Milena went on to win three more SFERAs: for the novella “McGuffin Link” in 2006, for a short story “Plešimo zajedno pod polariziranim nebom” (“Dancing Together Under Polarized Skies”) and one in the non-fiction category, for “Divide ed morere”, an essay about vampires published by a Croatian mainstream literary magazine, Književna republika. Yes, in addition to being an author, Milena is also up to her neck in theory. Having graduated English literature at St. George University at Oxford she went on to become a teacher, a translator of famous SF authors into Croatian (Douglas Adams, Terry Pratchett, Stephen King), an editor (we have her to thank for Croatian translations of Gail Carriger, N. K. Jemisin and Kate Eliot), and a theoretician. She is also one of the authors of The Complete Guide to Writing Fantasy vol. 1 and The Complete Guide to Writing Science Fiction vol. 1: First Contact, which one the Eppie Award as the best e-book of the year.
In her spare time, which I believe she creates in ample amounts by having written some kind of a time-traveling loophole into the walls of her apartment in the very center of Zagreb, Milena is a member of the Croatian Women’s Studies Centre where she researched the position of women in Croatian SF (and found it to be excellent!), romance novels and vampires. About which she not only writes essays, but also novels.
In 2012, Milena’s vampire novel, Djelomicna pomrcina (Partial eclipse) came out to bring us a different take on the immortal life where the girl is bored, the man is a photoreporter and the world is oh so very Croatian. I’s give you details, but then you’d want to kill me – the novel is not translated into English. Her latest novel – Priestess of the Moon – is a whole other story, albeit a slightly complicated one. It was published in Canada in 2013. In Croatian, however, it came out in book form a whole year later. But long before that, back in 2008 when I was alternating panicking about the possibility of a Zagreb Eurocon and having a child, Priestess of the Moon was another innovative experiment Milena conducted in the world of Croatian SF. She first published the novel in a series of weekly posts on her blog Milerama. True to form, only the recent Croatian edition of the novel is what prompted the TV people to do a story on her.

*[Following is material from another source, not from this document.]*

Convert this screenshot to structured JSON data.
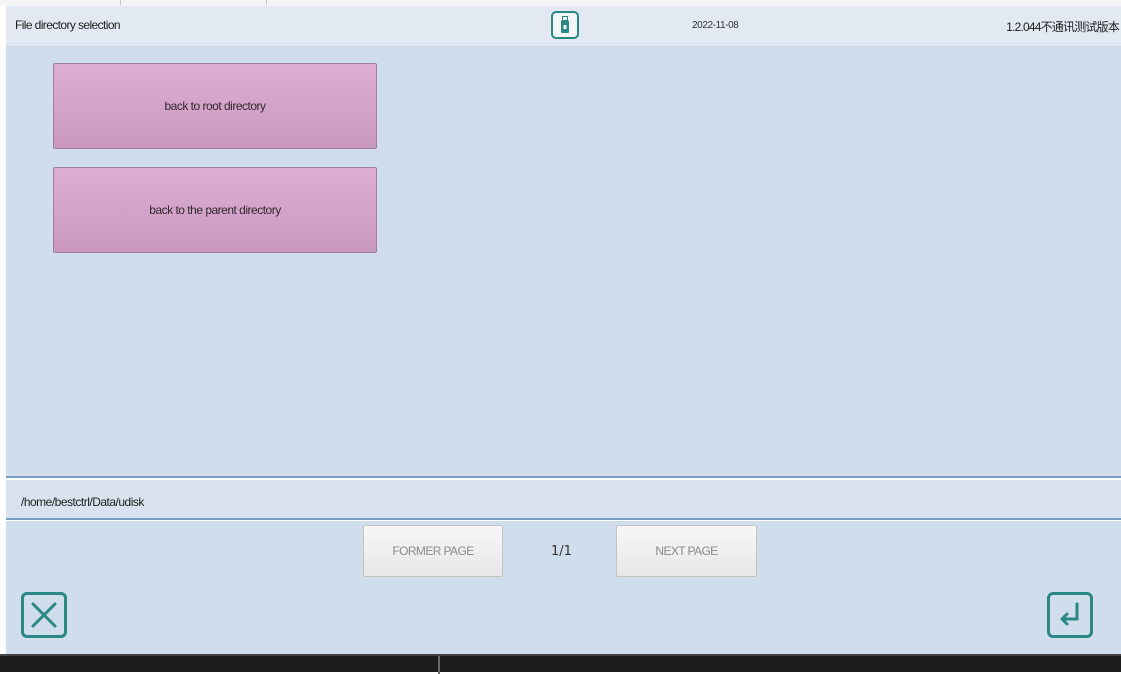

For me, it is always stories, and so it is with Milena Benini as author, too. You can sample some of her style by reading “The Marrakech Express” or by buying Kontakt, the Croatian SF anthology that came out for the eponymous Zagreb Eurocon in 2012. It is her story “Bloodhound”, in which the main character’s name is a combination of a common English name, Johnny, and a Croatian surname made famous in the Balkans by a rock’n’roll singer, frontman of Psihomodo pop and an all-round bad boy, Damir Gobac, that opens the anthology. I loved it when I read it the first time, precisely for this cheeky nod to the Croatian reader, who as a rule belongs wholeheartedly to the tribe of ‘I do not want to read about adventures of anyone Croatian in any space or time since it is a truth universally acknowledged that any American (i.e. Johnny) can do it better’ and thus will appreciate anything foreign sounding more than the domestic product. This is just a tiny example of the lovely subversiveness in details Milena’s stories enrich the world with.
I could go on but I seem to have turned what I had planned as a short introduction into a whole blog post! So, I will finish by saying that Milena Benini was an awesome Guest of Honour at SFeraKon 2010, is an excellent friend and a exceptionally capable writing instructor. Go read her and come back for a short interview with her on Friday!
3 thoughts on “Milena Benini”
Gillian, I wholeheartedly agree! 🙂
She’s amazing. She ought to be far, far better known by the English speaking world.